“Digital identity is a solution to societal issues. For instance, an effective protection of minors requires their identification and the supervision of their access to online services and content. This cannot be done at the expense of the strict respect for privacy. Thanks to the principle of data minimisation, digital identity meets this challenge” said Eric Salobir, President of the Human Technology Foundation.

A public-private cooperation 

The report reflects the belief that governments and private sector entities must deeply engage in fast-reacting and smart policy-making on digital identity. It also addresses the issue of including the private sector in the processes,  and the elements of governance that can build public trust. It highlights the need for extensive public engagement to inform on the digital transformation and promote inclusive and fair solutions that underpin trust in digital ecosystems as the digital economy continually develops and expands. 

“The risks of not moving ahead with the policy design needed to support transformation will include the loss of the strategic autonomy of the nation, worsening cyber security attacks, and failure to realize substantial economic growth potential,” said Eric Salobir, Human Technology Foundation President.

DIACC and HTF hope decision-makers in national and sub-national governments, along with private sector entities, will use the information herein as a tool to work urgently with all stakeholders to establish inclusive, privacy-protecting, and trustworthy digital identity related policies that empower individuals, businesses, the public sector, and civil society. 

About the Digital ID & Authentication Coalition of Canada (DIACC)

DIACC is a Canadian non-profit coalition of 100+ private and public sector organizations who are passionate about building a strong, trusted and interoperable identity ecosystem in Canada. Originating from Finance Canada’s task force recommendations on moving Canada into the digital age, DIACC delivered their first mandate to develop a digital identity and authentication framework — now known as the Pan-Canadian Trust Framework (PCTF). Today, DIACC continues to serve Canadians by driving the adoption of the PCTF that defines a duty of care that citizens, clients and customers should expect while using modernized digital services. This defined duty of care puts people’s benefits at the center while enabling adopters to verify their practice.

About the Human Technology Foundation (HTF)

Created in 2012, HTF is a network of several thousand members that operates in Paris, Montreal, Rome, Brussels and Geneva with the intention of placing the human being at the heart of technology development and putting technology back at the centre of social debates.
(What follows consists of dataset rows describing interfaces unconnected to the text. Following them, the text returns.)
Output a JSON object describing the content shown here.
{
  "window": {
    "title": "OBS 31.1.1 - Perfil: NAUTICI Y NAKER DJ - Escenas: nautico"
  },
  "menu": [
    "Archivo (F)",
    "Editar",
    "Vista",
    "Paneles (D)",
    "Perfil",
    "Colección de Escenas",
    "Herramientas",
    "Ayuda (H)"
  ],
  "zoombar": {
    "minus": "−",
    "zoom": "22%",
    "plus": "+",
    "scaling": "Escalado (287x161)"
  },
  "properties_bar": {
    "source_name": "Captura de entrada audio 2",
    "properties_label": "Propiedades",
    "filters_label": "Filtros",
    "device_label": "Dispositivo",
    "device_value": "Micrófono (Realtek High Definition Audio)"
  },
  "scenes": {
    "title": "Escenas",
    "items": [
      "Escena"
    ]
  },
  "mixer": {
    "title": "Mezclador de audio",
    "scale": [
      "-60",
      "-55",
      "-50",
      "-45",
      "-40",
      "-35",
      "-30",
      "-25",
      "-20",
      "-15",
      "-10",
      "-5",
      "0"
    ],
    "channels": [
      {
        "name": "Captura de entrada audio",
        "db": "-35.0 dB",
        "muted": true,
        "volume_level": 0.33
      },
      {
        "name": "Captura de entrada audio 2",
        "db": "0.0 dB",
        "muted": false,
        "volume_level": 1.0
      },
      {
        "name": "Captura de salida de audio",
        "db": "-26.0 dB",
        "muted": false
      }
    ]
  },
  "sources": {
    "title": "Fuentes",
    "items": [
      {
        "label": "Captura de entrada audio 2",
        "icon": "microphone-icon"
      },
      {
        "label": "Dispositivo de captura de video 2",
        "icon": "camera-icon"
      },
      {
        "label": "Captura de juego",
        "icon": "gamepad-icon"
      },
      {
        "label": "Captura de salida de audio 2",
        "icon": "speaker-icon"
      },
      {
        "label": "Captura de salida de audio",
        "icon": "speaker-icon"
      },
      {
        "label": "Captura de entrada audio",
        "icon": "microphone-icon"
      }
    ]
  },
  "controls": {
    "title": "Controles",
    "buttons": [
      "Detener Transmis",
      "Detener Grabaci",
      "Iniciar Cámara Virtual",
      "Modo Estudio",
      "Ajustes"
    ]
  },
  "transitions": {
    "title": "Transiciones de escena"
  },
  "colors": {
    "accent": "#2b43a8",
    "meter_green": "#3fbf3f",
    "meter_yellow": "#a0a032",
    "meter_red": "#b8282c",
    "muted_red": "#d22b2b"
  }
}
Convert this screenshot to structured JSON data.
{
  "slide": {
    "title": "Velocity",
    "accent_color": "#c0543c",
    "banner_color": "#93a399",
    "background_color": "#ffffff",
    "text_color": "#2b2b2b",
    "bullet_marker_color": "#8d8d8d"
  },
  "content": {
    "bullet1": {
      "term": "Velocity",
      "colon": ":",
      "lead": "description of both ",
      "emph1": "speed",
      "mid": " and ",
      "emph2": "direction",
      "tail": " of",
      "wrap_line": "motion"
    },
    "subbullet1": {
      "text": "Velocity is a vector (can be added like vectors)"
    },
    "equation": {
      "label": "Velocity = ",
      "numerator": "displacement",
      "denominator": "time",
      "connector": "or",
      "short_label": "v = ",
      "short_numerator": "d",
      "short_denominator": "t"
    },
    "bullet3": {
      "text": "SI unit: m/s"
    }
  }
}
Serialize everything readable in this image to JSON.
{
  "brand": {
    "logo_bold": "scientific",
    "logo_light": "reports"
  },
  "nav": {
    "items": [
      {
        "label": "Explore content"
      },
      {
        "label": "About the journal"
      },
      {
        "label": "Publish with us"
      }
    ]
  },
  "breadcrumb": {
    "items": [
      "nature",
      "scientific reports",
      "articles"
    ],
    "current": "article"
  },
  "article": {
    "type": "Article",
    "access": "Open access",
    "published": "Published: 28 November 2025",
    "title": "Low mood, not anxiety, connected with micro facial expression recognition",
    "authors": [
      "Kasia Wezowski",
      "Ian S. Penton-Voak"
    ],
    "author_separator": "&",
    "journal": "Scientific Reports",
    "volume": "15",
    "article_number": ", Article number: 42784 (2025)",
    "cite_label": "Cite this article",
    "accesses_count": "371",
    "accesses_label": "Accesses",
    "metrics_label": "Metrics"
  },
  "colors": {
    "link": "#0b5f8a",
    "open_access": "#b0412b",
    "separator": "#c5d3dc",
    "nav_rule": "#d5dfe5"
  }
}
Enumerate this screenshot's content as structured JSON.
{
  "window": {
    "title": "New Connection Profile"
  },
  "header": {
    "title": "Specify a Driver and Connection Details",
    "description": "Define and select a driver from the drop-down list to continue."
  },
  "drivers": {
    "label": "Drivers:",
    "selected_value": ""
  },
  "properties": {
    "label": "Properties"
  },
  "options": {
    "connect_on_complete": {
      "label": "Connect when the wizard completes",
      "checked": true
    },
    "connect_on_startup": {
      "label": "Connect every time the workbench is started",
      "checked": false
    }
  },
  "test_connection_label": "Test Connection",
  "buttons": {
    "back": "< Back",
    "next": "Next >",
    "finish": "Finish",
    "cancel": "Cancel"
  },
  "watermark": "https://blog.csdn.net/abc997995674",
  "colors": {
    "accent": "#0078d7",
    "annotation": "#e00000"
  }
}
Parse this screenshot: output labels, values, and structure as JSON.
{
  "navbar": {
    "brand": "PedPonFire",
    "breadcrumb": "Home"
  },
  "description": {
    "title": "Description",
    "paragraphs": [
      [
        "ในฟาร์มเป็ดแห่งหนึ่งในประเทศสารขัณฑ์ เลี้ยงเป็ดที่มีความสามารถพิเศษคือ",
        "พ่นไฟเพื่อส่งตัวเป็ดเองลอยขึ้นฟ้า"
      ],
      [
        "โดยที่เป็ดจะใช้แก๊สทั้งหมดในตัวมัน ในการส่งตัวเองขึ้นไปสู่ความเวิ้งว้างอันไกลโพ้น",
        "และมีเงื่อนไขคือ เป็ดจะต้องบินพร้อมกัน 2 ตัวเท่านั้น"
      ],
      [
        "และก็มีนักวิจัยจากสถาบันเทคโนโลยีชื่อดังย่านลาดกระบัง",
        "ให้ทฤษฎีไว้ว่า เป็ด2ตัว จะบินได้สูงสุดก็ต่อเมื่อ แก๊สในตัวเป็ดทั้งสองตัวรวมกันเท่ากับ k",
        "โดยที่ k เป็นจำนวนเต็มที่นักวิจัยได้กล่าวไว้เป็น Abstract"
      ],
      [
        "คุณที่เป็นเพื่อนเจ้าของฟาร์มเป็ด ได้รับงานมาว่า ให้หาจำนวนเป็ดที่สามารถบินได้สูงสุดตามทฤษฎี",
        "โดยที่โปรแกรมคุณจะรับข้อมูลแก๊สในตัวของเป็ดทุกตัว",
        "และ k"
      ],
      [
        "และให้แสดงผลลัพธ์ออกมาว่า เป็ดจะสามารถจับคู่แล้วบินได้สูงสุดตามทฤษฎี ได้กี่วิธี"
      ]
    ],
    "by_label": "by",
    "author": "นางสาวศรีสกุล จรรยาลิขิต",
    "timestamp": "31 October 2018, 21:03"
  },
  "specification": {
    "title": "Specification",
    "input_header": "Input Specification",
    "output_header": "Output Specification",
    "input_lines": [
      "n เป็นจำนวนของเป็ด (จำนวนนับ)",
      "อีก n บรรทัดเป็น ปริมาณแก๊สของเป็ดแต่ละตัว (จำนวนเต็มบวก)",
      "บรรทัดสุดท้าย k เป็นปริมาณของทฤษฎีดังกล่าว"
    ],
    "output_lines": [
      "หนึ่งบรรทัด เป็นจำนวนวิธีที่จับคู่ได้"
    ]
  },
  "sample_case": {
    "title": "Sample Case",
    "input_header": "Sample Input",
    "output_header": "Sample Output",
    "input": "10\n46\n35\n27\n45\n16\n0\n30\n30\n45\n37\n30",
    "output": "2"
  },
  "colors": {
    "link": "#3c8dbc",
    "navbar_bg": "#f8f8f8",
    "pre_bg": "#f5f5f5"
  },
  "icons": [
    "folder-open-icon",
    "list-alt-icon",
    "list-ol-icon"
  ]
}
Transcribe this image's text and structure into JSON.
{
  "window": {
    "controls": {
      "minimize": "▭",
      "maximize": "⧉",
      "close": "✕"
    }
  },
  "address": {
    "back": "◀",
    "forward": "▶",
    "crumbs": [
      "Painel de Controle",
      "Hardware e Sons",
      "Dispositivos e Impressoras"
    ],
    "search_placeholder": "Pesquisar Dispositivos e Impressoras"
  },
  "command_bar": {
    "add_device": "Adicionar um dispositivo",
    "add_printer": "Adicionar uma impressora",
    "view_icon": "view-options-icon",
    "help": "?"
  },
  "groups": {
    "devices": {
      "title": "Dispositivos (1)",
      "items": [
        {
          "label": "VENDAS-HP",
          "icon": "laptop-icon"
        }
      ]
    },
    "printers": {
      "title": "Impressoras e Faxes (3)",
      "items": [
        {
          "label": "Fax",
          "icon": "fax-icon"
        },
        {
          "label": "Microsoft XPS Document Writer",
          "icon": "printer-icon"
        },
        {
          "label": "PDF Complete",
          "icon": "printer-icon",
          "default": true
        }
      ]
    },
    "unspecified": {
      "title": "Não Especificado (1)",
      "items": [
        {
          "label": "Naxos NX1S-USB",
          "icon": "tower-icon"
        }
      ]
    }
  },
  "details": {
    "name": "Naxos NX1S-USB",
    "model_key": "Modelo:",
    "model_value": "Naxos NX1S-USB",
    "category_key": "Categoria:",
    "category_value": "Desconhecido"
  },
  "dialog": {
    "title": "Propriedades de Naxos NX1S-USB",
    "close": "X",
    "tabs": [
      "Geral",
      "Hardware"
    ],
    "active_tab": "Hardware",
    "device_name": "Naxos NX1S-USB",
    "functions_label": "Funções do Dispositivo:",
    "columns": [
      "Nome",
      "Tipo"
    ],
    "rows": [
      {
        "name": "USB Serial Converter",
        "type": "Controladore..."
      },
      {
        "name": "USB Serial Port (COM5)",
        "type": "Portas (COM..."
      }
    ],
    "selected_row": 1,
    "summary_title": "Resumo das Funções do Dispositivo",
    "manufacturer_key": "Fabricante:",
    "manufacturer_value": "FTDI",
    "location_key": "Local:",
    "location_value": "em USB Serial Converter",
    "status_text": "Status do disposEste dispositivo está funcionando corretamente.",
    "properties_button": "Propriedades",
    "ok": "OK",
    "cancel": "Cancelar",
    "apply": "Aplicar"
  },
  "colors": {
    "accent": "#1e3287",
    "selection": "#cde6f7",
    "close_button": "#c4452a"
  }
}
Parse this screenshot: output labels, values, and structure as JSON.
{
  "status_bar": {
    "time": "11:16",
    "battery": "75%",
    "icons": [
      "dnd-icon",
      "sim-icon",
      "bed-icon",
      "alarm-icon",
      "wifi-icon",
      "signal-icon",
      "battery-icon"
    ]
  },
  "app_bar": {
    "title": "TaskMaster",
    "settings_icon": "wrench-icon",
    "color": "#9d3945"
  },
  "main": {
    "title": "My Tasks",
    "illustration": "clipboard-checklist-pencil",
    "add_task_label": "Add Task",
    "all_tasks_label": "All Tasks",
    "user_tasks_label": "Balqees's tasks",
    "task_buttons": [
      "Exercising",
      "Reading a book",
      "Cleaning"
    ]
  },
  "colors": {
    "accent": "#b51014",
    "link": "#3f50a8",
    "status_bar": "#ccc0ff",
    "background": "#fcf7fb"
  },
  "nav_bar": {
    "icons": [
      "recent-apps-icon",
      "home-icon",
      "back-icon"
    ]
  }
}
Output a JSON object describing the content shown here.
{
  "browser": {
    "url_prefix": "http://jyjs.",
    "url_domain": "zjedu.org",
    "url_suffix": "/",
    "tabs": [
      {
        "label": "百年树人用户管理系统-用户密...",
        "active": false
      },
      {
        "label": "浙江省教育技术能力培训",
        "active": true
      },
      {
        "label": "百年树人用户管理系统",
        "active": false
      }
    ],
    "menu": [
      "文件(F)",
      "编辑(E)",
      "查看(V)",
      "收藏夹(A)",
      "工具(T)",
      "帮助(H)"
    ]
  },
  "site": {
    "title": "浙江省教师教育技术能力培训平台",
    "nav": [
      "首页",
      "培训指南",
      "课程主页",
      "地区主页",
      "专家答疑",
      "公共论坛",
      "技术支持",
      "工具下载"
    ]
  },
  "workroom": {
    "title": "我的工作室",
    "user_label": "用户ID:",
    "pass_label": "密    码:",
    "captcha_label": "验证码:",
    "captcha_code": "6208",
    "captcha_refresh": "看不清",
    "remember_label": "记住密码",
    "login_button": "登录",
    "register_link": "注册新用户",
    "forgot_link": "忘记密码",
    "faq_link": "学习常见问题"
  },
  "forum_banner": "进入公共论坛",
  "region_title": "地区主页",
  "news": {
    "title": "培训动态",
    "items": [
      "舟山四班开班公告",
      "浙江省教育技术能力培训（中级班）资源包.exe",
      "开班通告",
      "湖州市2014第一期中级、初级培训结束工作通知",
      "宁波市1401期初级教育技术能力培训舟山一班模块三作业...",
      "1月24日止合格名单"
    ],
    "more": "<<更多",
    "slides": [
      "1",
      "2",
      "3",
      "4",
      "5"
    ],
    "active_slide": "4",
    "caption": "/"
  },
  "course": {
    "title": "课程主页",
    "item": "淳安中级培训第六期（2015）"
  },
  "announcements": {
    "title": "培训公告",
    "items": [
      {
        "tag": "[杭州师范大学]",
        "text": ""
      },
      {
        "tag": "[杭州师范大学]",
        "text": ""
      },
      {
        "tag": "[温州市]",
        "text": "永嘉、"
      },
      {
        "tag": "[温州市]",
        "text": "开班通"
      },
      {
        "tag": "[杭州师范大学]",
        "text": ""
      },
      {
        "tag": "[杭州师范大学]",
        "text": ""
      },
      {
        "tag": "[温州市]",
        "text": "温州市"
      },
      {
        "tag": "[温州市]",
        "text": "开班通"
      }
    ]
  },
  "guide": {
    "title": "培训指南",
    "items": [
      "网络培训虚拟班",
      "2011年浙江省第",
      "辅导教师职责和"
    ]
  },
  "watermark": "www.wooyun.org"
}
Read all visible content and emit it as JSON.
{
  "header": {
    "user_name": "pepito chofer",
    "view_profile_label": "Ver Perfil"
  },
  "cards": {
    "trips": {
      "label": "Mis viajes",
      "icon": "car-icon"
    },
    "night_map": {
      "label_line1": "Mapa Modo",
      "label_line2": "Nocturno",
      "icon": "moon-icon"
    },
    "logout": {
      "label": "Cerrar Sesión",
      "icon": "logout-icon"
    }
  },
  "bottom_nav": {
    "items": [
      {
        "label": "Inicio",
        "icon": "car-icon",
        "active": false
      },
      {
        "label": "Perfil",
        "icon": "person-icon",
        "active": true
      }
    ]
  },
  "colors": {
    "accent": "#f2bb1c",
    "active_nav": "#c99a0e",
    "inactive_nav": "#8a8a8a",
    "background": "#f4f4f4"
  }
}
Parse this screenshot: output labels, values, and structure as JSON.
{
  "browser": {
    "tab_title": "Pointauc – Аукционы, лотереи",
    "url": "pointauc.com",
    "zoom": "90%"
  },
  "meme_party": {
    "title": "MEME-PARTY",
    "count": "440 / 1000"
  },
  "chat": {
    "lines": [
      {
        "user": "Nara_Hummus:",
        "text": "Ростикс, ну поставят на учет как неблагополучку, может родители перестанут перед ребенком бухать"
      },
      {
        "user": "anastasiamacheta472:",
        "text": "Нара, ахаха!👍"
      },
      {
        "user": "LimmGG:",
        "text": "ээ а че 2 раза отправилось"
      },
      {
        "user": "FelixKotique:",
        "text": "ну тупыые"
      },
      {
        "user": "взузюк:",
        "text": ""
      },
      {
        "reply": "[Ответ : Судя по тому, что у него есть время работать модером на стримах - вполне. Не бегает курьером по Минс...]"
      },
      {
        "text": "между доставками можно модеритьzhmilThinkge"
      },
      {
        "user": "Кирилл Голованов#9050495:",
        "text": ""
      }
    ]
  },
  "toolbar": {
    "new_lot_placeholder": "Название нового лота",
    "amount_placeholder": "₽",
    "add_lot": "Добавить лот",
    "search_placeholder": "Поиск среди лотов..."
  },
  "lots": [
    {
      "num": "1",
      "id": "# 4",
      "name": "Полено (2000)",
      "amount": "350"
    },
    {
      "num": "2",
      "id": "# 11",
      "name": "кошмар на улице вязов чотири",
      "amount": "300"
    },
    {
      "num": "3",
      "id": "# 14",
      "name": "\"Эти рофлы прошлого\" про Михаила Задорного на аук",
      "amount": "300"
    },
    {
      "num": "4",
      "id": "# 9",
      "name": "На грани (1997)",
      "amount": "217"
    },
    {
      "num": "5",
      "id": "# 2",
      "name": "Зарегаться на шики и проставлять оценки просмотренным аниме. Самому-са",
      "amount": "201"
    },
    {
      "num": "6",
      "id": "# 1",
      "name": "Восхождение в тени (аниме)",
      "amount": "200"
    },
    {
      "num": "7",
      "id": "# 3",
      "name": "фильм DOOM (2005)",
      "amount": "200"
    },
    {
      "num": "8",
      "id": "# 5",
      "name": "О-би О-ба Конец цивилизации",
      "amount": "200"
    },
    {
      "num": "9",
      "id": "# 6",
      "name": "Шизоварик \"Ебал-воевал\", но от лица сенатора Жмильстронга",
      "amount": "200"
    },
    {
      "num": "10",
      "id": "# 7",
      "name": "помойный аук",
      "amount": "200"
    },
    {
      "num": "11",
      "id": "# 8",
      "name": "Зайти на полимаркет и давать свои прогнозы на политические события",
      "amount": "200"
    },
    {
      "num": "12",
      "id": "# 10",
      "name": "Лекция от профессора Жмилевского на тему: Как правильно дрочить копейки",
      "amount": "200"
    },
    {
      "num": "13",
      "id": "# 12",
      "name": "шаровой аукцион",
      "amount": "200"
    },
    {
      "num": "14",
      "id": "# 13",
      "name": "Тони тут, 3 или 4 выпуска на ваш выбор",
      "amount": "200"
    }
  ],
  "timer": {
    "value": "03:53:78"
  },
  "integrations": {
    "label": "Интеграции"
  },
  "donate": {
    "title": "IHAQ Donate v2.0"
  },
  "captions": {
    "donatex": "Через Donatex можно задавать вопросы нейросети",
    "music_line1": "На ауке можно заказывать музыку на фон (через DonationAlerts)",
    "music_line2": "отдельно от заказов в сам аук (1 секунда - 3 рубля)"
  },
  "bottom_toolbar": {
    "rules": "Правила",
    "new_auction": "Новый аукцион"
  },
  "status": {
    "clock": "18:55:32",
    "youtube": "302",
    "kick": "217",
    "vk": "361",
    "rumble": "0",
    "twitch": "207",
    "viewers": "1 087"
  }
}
HTF’s mission is to coordinate international multidisciplinary research projects and serve as an interface between academia, society, and the economy. For HTF members, technology must be part of the solution for building a society that is more respectful of everyone.

Download the paper here.